## About this exercise
All lines in the data below carrying the string "Additional" are to be located and copied.

## Input for this task
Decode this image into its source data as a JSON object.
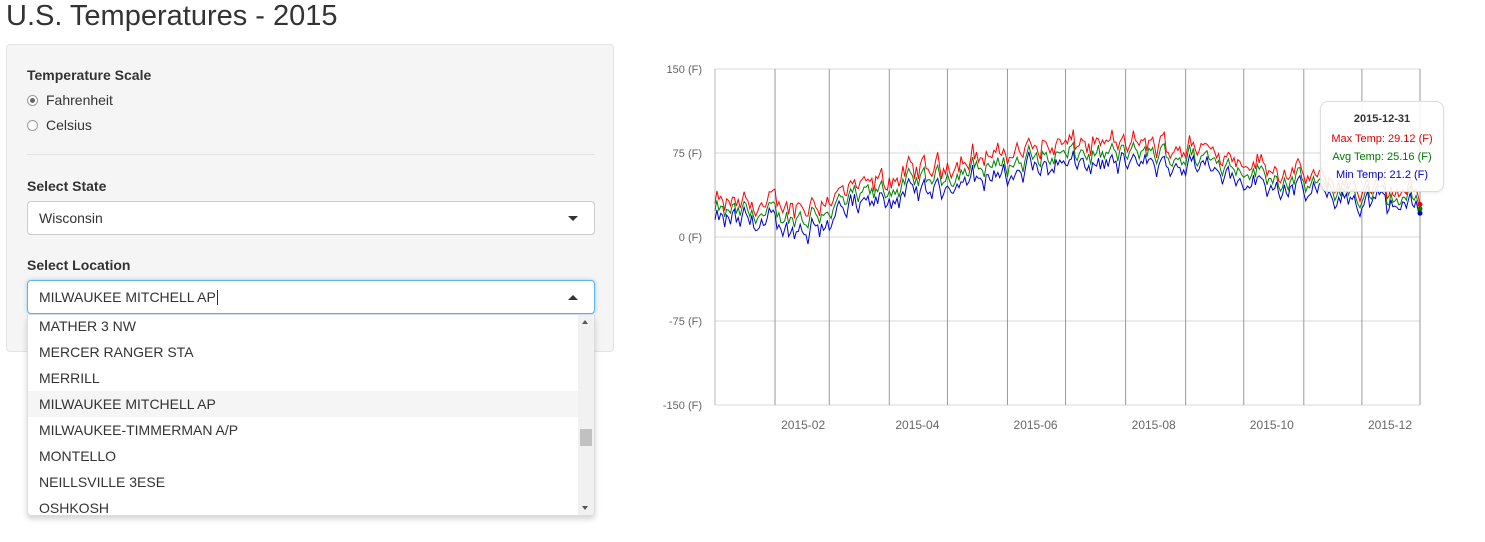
{
  "page_title": "U.S. Temperatures - 2015",
  "sidebar": {
    "scale_label": "Temperature Scale",
    "scale_options": [
      {
        "label": "Fahrenheit",
        "selected": true
      },
      {
        "label": "Celsius",
        "selected": false
      }
    ],
    "state_label": "Select State",
    "state_value": "Wisconsin",
    "location_label": "Select Location",
    "location_value": "MILWAUKEE MITCHELL AP",
    "location_options": [
      "MATHER 3 NW",
      "MERCER RANGER STA",
      "MERRILL",
      "MILWAUKEE MITCHELL AP",
      "MILWAUKEE-TIMMERMAN A/P",
      "MONTELLO",
      "NEILLSVILLE 3ESE",
      "OSHKOSH"
    ],
    "highlighted_option": "MILWAUKEE MITCHELL AP"
  },
  "chart_data": {
    "type": "line",
    "y_ticks": [
      "150 (F)",
      "75 (F)",
      "0 (F)",
      "-75 (F)",
      "-150 (F)"
    ],
    "ylim": [
      -150,
      150
    ],
    "x_ticks": [
      "2015-02",
      "2015-04",
      "2015-06",
      "2015-08",
      "2015-10",
      "2015-12"
    ],
    "x_range": [
      "2015-01-01",
      "2015-12-31"
    ],
    "months": [
      "2015-01",
      "2015-02",
      "2015-03",
      "2015-04",
      "2015-05",
      "2015-06",
      "2015-07",
      "2015-08",
      "2015-09",
      "2015-10",
      "2015-11",
      "2015-12"
    ],
    "series": [
      {
        "label": "Max Temp",
        "color": "#ff0000",
        "monthly_avg": [
          28,
          27,
          42,
          58,
          70,
          79,
          83,
          82,
          78,
          62,
          48,
          40
        ]
      },
      {
        "label": "Avg Temp",
        "color": "#008000",
        "monthly_avg": [
          21,
          17,
          34,
          49,
          61,
          70,
          74,
          74,
          70,
          55,
          42,
          34
        ]
      },
      {
        "label": "Min Temp",
        "color": "#0000cc",
        "monthly_avg": [
          14,
          7,
          26,
          40,
          52,
          61,
          66,
          66,
          62,
          47,
          36,
          28
        ]
      }
    ],
    "grid": true,
    "tooltip": {
      "date": "2015-12-31",
      "lines": [
        "Max Temp: 29.12 (F)",
        "Avg Temp: 25.16 (F)",
        "Min Temp: 21.2 (F)"
      ],
      "values": [
        29.12,
        25.16,
        21.2
      ]
    }
  }
}
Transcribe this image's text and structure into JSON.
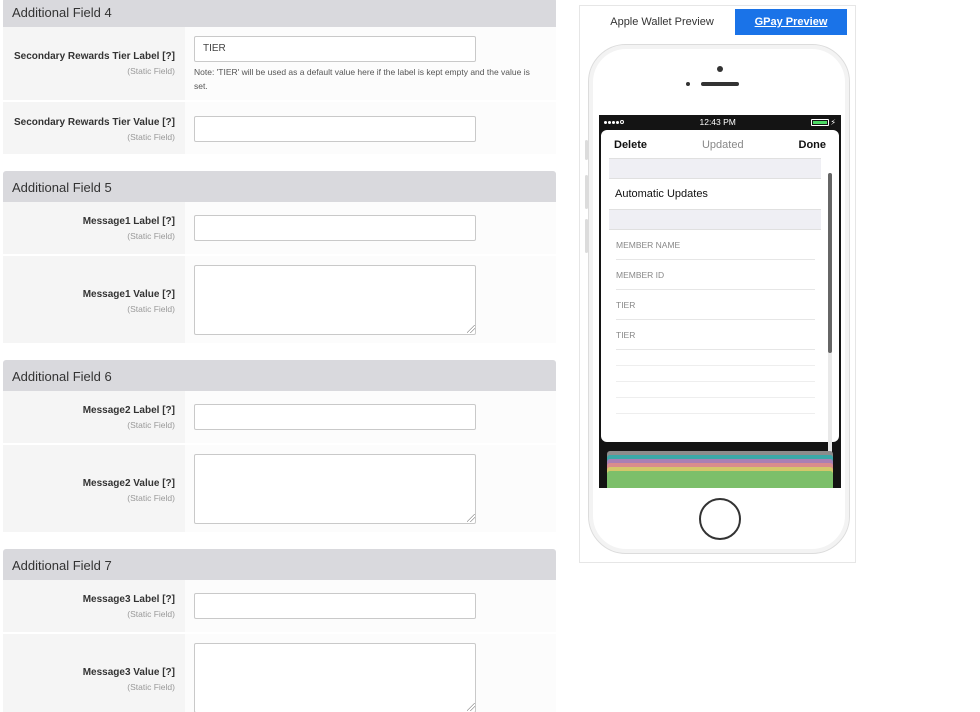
{
  "form": {
    "field4": {
      "title": "Additional Field 4",
      "label_row": {
        "label": "Secondary Rewards Tier Label",
        "hint": "[?]",
        "sub": "(Static Field)",
        "value": "TIER",
        "note": "Note: 'TIER' will be used as a default value here if the label is kept empty and the value is set."
      },
      "value_row": {
        "label": "Secondary Rewards Tier Value",
        "hint": "[?]",
        "sub": "(Static Field)",
        "value": ""
      }
    },
    "field5": {
      "title": "Additional Field 5",
      "label_row": {
        "label": "Message1 Label",
        "hint": "[?]",
        "sub": "(Static Field)",
        "value": ""
      },
      "value_row": {
        "label": "Message1 Value",
        "hint": "[?]",
        "sub": "(Static Field)",
        "value": ""
      }
    },
    "field6": {
      "title": "Additional Field 6",
      "label_row": {
        "label": "Message2 Label",
        "hint": "[?]",
        "sub": "(Static Field)",
        "value": ""
      },
      "value_row": {
        "label": "Message2 Value",
        "hint": "[?]",
        "sub": "(Static Field)",
        "value": ""
      }
    },
    "field7": {
      "title": "Additional Field 7",
      "label_row": {
        "label": "Message3 Label",
        "hint": "[?]",
        "sub": "(Static Field)",
        "value": ""
      },
      "value_row": {
        "label": "Message3 Value",
        "hint": "[?]",
        "sub": "(Static Field)",
        "value": ""
      }
    }
  },
  "preview": {
    "tabs": {
      "apple": "Apple Wallet Preview",
      "gpay": "GPay Preview"
    },
    "phone": {
      "time": "12:43 PM",
      "nav": {
        "delete": "Delete",
        "updated": "Updated",
        "done": "Done"
      },
      "automatic_updates": "Automatic Updates",
      "items": [
        "MEMBER NAME",
        "MEMBER ID",
        "TIER",
        "TIER"
      ]
    }
  },
  "colors": {
    "gpay_tab": "#1a73e8",
    "section_header": "#d9d9dd",
    "battery": "#4cd964",
    "card_stack": [
      "#8c8c8c",
      "#3aa8a8",
      "#a97fb4",
      "#d98c8c",
      "#d4c76a",
      "#7cbf6a"
    ]
  }
}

## Response
      "title": "Additional Field 4",
      "title": "Additional Field 5",
      "title": "Additional Field 6",
      "title": "Additional Field 7",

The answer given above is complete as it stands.